marlap=function(test){ sigma2=4 lulu=rep(0,nobs-1) test=sort(test) for (i in 1:(nobs-1)){ cst=sqrt(2)*(nobs-2*i)*sigma2 if (test[i]<0) lulu[i]=exp(sqrt(2)*sum(test[1:i])-sqrt(2)*sum(test[(i+1):nobs])+ (nobs-2*i)^2*sigma2+pnorm((test[i+1]-cst)/sqrt(sigma2),log=TRUE)+ log(1-exp(pnorm((test[i]-cst)/sqrt(sigma2),log=TRUE)- pnorm((test[i+1]-cst)/sqrt(sigma2),log=TRUE)))) else lulu[i]=exp(sqrt(2)*sum(test[1:i])-sqrt(2)*sum(test[(i+1):nobs])+ (nobs-2*i)^2*sigma2+pnorm(-(test[i]-cst)/sqrt(sigma2),log=TRUE)+ log(1-exp(pnorm(-(test[i+1]-cst)/sqrt(sigma2),log=TRUE)- pnorm(-(test[i]-cst)/sqrt(sigma2),log=TRUE)))) if (lulu[i]==0) lulu[i]=exp(sqrt(2)*sum(test[1:i])-sqrt(2)*sum(test[(i+1):nobs])+ (nobs-2*i)^2*sigma2+log(pnorm((test[i+1]-cst)/sqrt(sigma2))- pnorm((test[i]-cst)/sqrt(sigma2)))) } lulu0=exp(-sqrt(2)*sum(test[1:nobs])+nobs^2*sigma2+ pnorm((test[1]-sqrt(2)*nobs*sigma2)/sqrt(sigma2),log=TRUE)) lulun=exp(sqrt(2)*sum(test[1:nobs])+nobs^2*sigma2+ pnorm(-(test[nobs]+sqrt(2)*nobs*sigma2)/sqrt(sigma2),log=TRUE)) 2^(-nobs/2)*sum(c(lulu0,lulu,lulun)) }

**H**ere is an example of this agreement:

> marlap(test) [1] 5.519428e-10 mean(apply(as.matrix(2*rnorm(10^6)),1,f)) [1] 5.540964e-10

February 23, 2015 at 10:50 pm

Hi Xi’an. I just started learning basic simulation in R. I’m interested in simulating multivariate correlated data and I’ve been studying the “mvtnorm” package.

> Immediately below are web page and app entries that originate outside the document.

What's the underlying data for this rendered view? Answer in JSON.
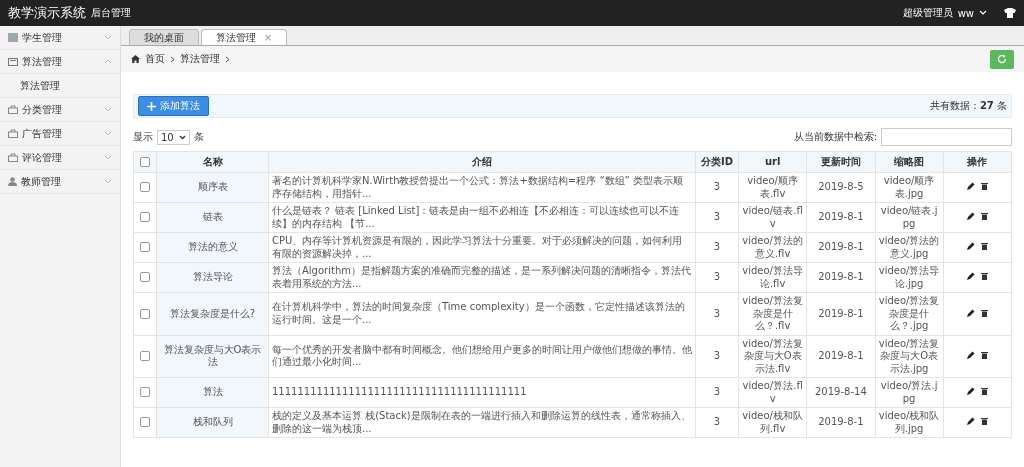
{
  "header": {
    "title": "教学演示系统",
    "subtitle": "后台管理",
    "user_role": "超级管理员",
    "user_name": "ww"
  },
  "sidebar": {
    "items": [
      {
        "label": "学生管理",
        "expanded": false
      },
      {
        "label": "算法管理",
        "expanded": true,
        "children": [
          {
            "label": "算法管理"
          }
        ]
      },
      {
        "label": "分类管理",
        "expanded": false
      },
      {
        "label": "广告管理",
        "expanded": false
      },
      {
        "label": "评论管理",
        "expanded": false
      },
      {
        "label": "教师管理",
        "expanded": false
      }
    ]
  },
  "tabs": [
    {
      "label": "我的桌面",
      "selected": false
    },
    {
      "label": "算法管理",
      "selected": true,
      "close": "×"
    }
  ],
  "breadcrumb": [
    "首页",
    "算法管理"
  ],
  "toolbar": {
    "add_button": "添加算法",
    "total_label": "共有数据：",
    "total": "27",
    "total_unit": "条"
  },
  "length_menu": {
    "prefix": "显示",
    "value": "10",
    "suffix": "条"
  },
  "search": {
    "label": "从当前数据中检索:"
  },
  "table": {
    "select_all_checked": false,
    "columns": [
      "名称",
      "介绍",
      "分类ID",
      "url",
      "更新时间",
      "缩略图",
      "操作"
    ],
    "rows": [
      {
        "checked": false,
        "name": "顺序表",
        "intro": "著名的计算机科学家N.Wirth教授曾提出一个公式：算法+数据结构=程序 “数组” 类型表示顺序存储结构，用指针...",
        "category": "3",
        "url": "video/顺序表.flv",
        "updated": "2019-8-5",
        "thumb": "video/顺序表.jpg"
      },
      {
        "checked": false,
        "name": "链表",
        "intro": "什么是链表？ 链表 [Linked List]：链表是由一组不必相连【不必相连：可以连续也可以不连续】的内存结构 【节...",
        "category": "3",
        "url": "video/链表.flv",
        "updated": "2019-8-1",
        "thumb": "video/链表.jpg"
      },
      {
        "checked": false,
        "name": "算法的意义",
        "intro": "CPU、内存等计算机资源是有限的，因此学习算法十分重要。对于必须解决的问题，如何利用有限的资源解决掉，...",
        "category": "3",
        "url": "video/算法的意义.flv",
        "updated": "2019-8-1",
        "thumb": "video/算法的意义.jpg"
      },
      {
        "checked": false,
        "name": "算法导论",
        "intro": "算法（Algorithm）是指解题方案的准确而完整的描述，是一系列解决问题的清晰指令，算法代表着用系统的方法...",
        "category": "3",
        "url": "video/算法导论.flv",
        "updated": "2019-8-1",
        "thumb": "video/算法导论.jpg"
      },
      {
        "checked": false,
        "name": "算法复杂度是什么?",
        "intro": "在计算机科学中，算法的时间复杂度（Time complexity）是一个函数，它定性描述该算法的运行时间。这是一个...",
        "category": "3",
        "url": "video/算法复杂度是什么？.flv",
        "updated": "2019-8-1",
        "thumb": "video/算法复杂度是什么？.jpg"
      },
      {
        "checked": false,
        "name": "算法复杂度与大O表示法",
        "intro": "每一个优秀的开发者脑中都有时间概念。他们想给用户更多的时间让用户做他们想做的事情。他们通过最小化时间...",
        "category": "3",
        "url": "video/算法复杂度与大O表示法.flv",
        "updated": "2019-8-1",
        "thumb": "video/算法复杂度与大O表示法.jpg"
      },
      {
        "checked": false,
        "name": "算法",
        "intro": "1111111111111111111111111111111111111111",
        "category": "3",
        "url": "video/算法.flv",
        "updated": "2019-8-14",
        "thumb": "video/算法.jpg"
      },
      {
        "checked": false,
        "name": "栈和队列",
        "intro": "栈的定义及基本运算 栈(Stack)是限制在表的一端进行插入和删除运算的线性表，通常称插入、删除的这一端为栈顶...",
        "category": "3",
        "url": "video/栈和队列.flv",
        "updated": "2019-8-1",
        "thumb": "video/栈和队列.jpg"
      }
    ]
  }
}
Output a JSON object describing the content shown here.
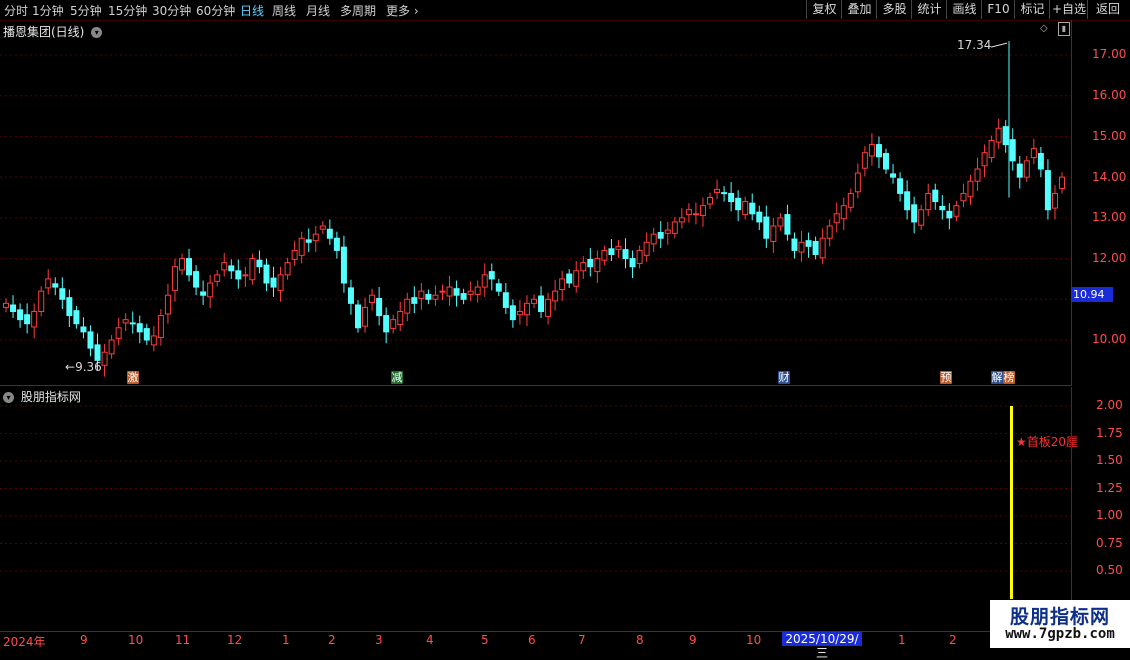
{
  "toolbar": {
    "periods": [
      "分时",
      "1分钟",
      "5分钟",
      "15分钟",
      "30分钟",
      "60分钟",
      "日线",
      "周线",
      "月线",
      "多周期",
      "更多"
    ],
    "active_period": "日线",
    "buttons": [
      "复权",
      "叠加",
      "多股",
      "统计",
      "画线",
      "F10",
      "标记",
      "+自选",
      "返回"
    ]
  },
  "main_chart": {
    "title": "播恩集团(日线)",
    "y_ticks": [
      "17.00",
      "16.00",
      "15.00",
      "14.00",
      "13.00",
      "12.00",
      "10.00"
    ],
    "current_price": "10.94",
    "high_label": "17.34",
    "low_label": "9.36",
    "events": [
      "激",
      "减",
      "财",
      "预",
      "解",
      "榜"
    ]
  },
  "indicator": {
    "title": "股朋指标网",
    "y_ticks": [
      "2.00",
      "1.75",
      "1.50",
      "1.25",
      "1.00",
      "0.75",
      "0.50"
    ],
    "signal_label": "★首板20厘",
    "signal_value": 2.0
  },
  "x_axis": {
    "labels": [
      "2024年",
      "9",
      "10",
      "11",
      "12",
      "1",
      "2",
      "3",
      "4",
      "5",
      "6",
      "7",
      "8",
      "9",
      "10",
      "1",
      "2"
    ],
    "cursor_date": "2025/10/29/三"
  },
  "watermark": {
    "line1": "股朋指标网",
    "line2": "www.7gpzb.com"
  },
  "colors": {
    "up": "#ff3c3c",
    "down": "#54ffff",
    "axis": "#b00000",
    "signal": "#ffff00",
    "cursor_box": "#1a2bd8"
  },
  "chart_data": {
    "type": "candlestick",
    "ylim": [
      9.3,
      17.5
    ],
    "values_close": [
      10.9,
      10.7,
      10.5,
      10.4,
      10.7,
      11.2,
      11.5,
      11.3,
      11.0,
      10.6,
      10.4,
      10.2,
      9.8,
      9.5,
      9.7,
      10.0,
      10.3,
      10.5,
      10.4,
      10.2,
      10.0,
      10.1,
      10.6,
      11.1,
      11.8,
      12.0,
      11.6,
      11.3,
      11.1,
      11.4,
      11.6,
      11.9,
      11.7,
      11.5,
      11.6,
      12.0,
      11.8,
      11.4,
      11.3,
      11.6,
      11.9,
      12.2,
      12.5,
      12.4,
      12.6,
      12.8,
      12.5,
      12.2,
      11.4,
      10.9,
      10.3,
      10.8,
      11.1,
      10.6,
      10.2,
      10.5,
      10.7,
      11.0,
      10.9,
      11.2,
      11.0,
      11.1,
      11.2,
      11.3,
      11.1,
      11.0,
      11.2,
      11.3,
      11.6,
      11.5,
      11.2,
      10.8,
      10.5,
      10.7,
      10.9,
      11.0,
      10.7,
      11.0,
      11.2,
      11.5,
      11.4,
      11.7,
      11.9,
      11.8,
      12.0,
      12.2,
      12.1,
      12.3,
      12.0,
      11.8,
      12.2,
      12.4,
      12.6,
      12.5,
      12.7,
      12.9,
      13.0,
      13.2,
      13.1,
      13.3,
      13.5,
      13.7,
      13.6,
      13.4,
      13.2,
      13.4,
      13.1,
      12.9,
      12.5,
      12.8,
      13.0,
      12.6,
      12.2,
      12.4,
      12.3,
      12.1,
      12.5,
      12.8,
      13.1,
      13.3,
      13.6,
      14.1,
      14.6,
      14.8,
      14.5,
      14.2,
      14.0,
      13.6,
      13.2,
      12.9,
      13.2,
      13.6,
      13.4,
      13.2,
      13.0,
      13.3,
      13.6,
      13.9,
      14.2,
      14.6,
      14.9,
      15.2,
      14.8,
      14.4,
      14.0,
      14.4,
      14.7,
      14.2,
      13.2,
      13.6,
      14.0
    ],
    "high": 17.34,
    "low": 9.36,
    "last": 10.94,
    "indicator_series": {
      "name": "首板20厘",
      "value": 2.0
    }
  }
}
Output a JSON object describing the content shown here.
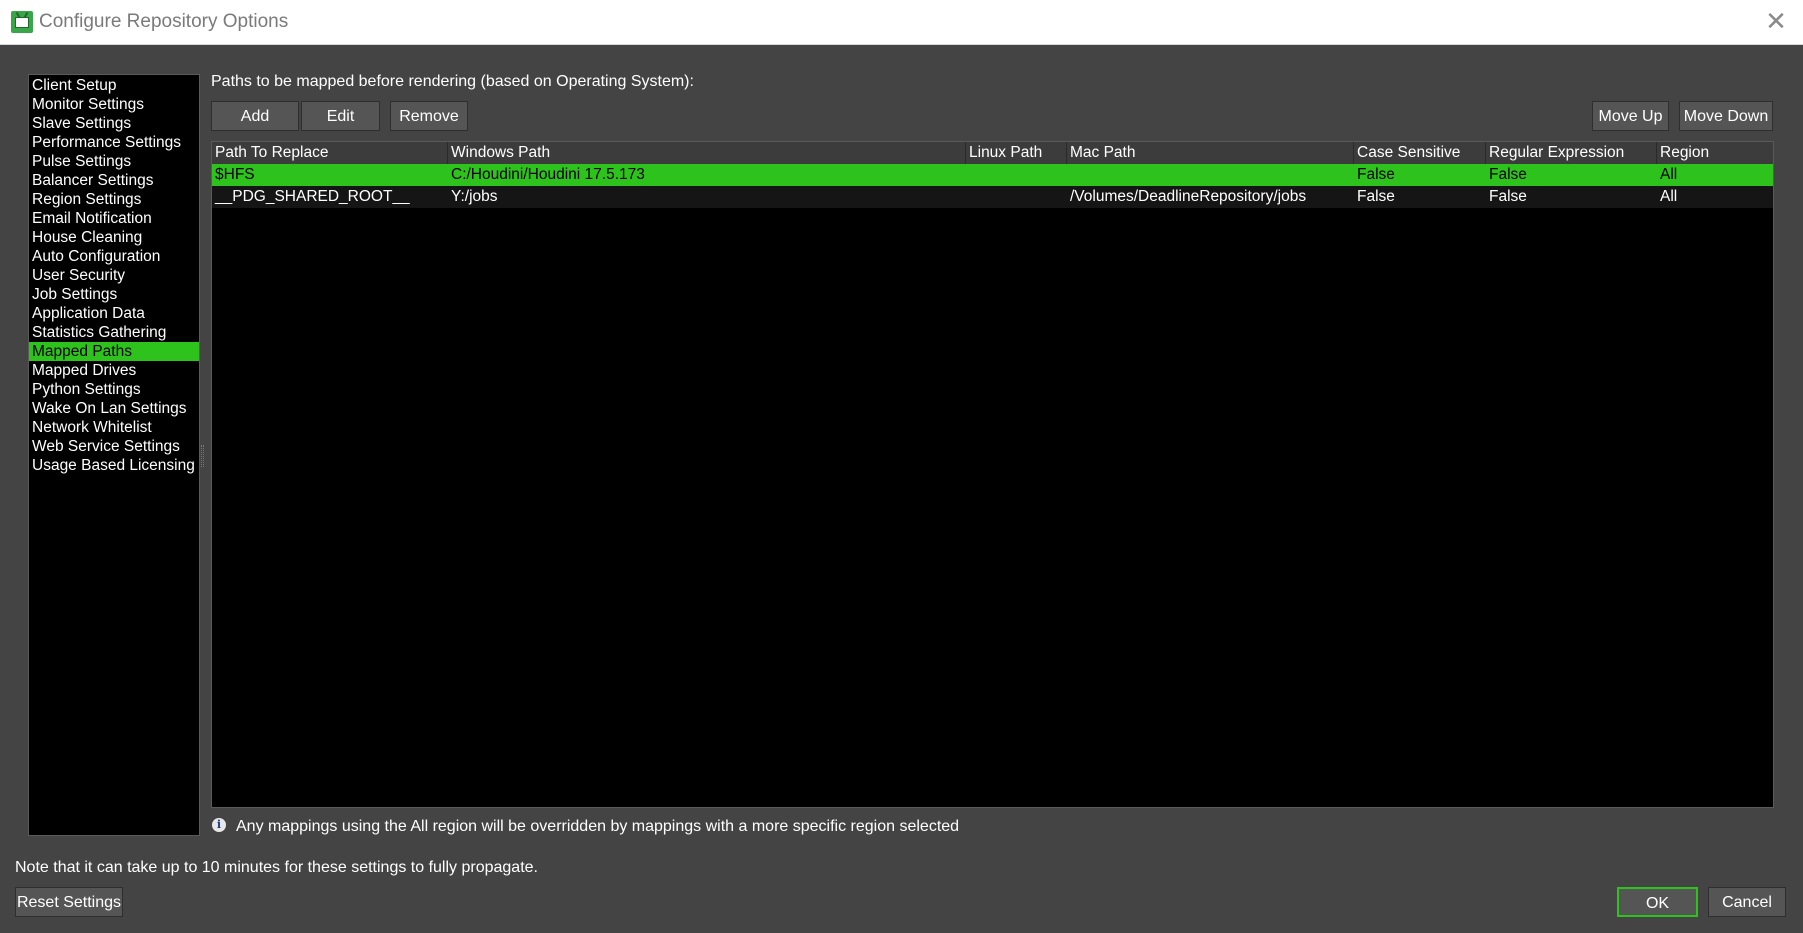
{
  "window": {
    "title": "Configure Repository Options",
    "close_icon": "close-icon"
  },
  "sidebar": {
    "items": [
      {
        "label": "Client Setup"
      },
      {
        "label": "Monitor Settings"
      },
      {
        "label": "Slave Settings"
      },
      {
        "label": "Performance Settings"
      },
      {
        "label": "Pulse Settings"
      },
      {
        "label": "Balancer Settings"
      },
      {
        "label": "Region Settings"
      },
      {
        "label": "Email Notification"
      },
      {
        "label": "House Cleaning"
      },
      {
        "label": "Auto Configuration"
      },
      {
        "label": "User Security"
      },
      {
        "label": "Job Settings"
      },
      {
        "label": "Application Data"
      },
      {
        "label": "Statistics Gathering"
      },
      {
        "label": "Mapped Paths"
      },
      {
        "label": "Mapped Drives"
      },
      {
        "label": "Python Settings"
      },
      {
        "label": "Wake On Lan Settings"
      },
      {
        "label": "Network Whitelist"
      },
      {
        "label": "Web Service Settings"
      },
      {
        "label": "Usage Based Licensing"
      }
    ],
    "selected": "Mapped Paths"
  },
  "main": {
    "section_label": "Paths to be mapped before rendering (based on Operating System):",
    "buttons": {
      "add": "Add",
      "edit": "Edit",
      "remove": "Remove",
      "move_up": "Move Up",
      "move_down": "Move Down"
    },
    "table": {
      "columns": [
        "Path To Replace",
        "Windows Path",
        "Linux Path",
        "Mac Path",
        "Case Sensitive",
        "Regular Expression",
        "Region"
      ],
      "rows": [
        [
          "$HFS",
          "C:/Houdini/Houdini 17.5.173",
          "",
          "",
          "False",
          "False",
          "All"
        ],
        [
          "__PDG_SHARED_ROOT__",
          "Y:/jobs",
          "",
          "/Volumes/DeadlineRepository/jobs",
          "False",
          "False",
          "All"
        ]
      ]
    },
    "info_text": "Any mappings using the All region will be overridden by mappings with a more specific region selected"
  },
  "footer": {
    "note": "Note that it can take up to 10 minutes for these settings to fully propagate.",
    "reset_label": "Reset Settings",
    "ok_label": "OK",
    "cancel_label": "Cancel"
  },
  "colors": {
    "accent": "#2ec21c",
    "background": "#444444",
    "panel": "#000000"
  }
}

My question is: using the function rmvnorm, how do I generate correlated outcomes (y1 and y2) that have a skewed distribution? I know already how to generate the correlated outcomes, but I’ve been struggling how to incorporate non-normality in the data. I appreciate any help!

Thanks,

Rommel

February 24, 2015 at 6:24 am

I think you should ask this question on Stack Overflow. But first make the question more precise: do you have a specific correlated skewed distribution in mind or any skewed would do? In the later case, is there anything more you want to specify?

February 24, 2015 at 9:34 pm

I’ve actually searched on Stack Overflow but I did not quite find answers that I was looking for. Anyway, I’m looking to generate a skewed distribution that is moderately non-normal that follows a chi-square distribution with 3 df (that usually reflects a skewness = to 1.63 and a kurtosis equal=4. Thanks for the response, Xi’an.

February 25, 2015 at 9:46 am

Have you tried through copulas? You can specify both marginals and set the correlation to the level you wish.

June 28, 2011 at 2:04 am

[…] my earlier posts on the revision of Lack of confidence, here is an interesting outcome from the derivation of the exact marginal likelihood in the Laplace case. Computing the posterior probability of a normal model versus a Laplace model […]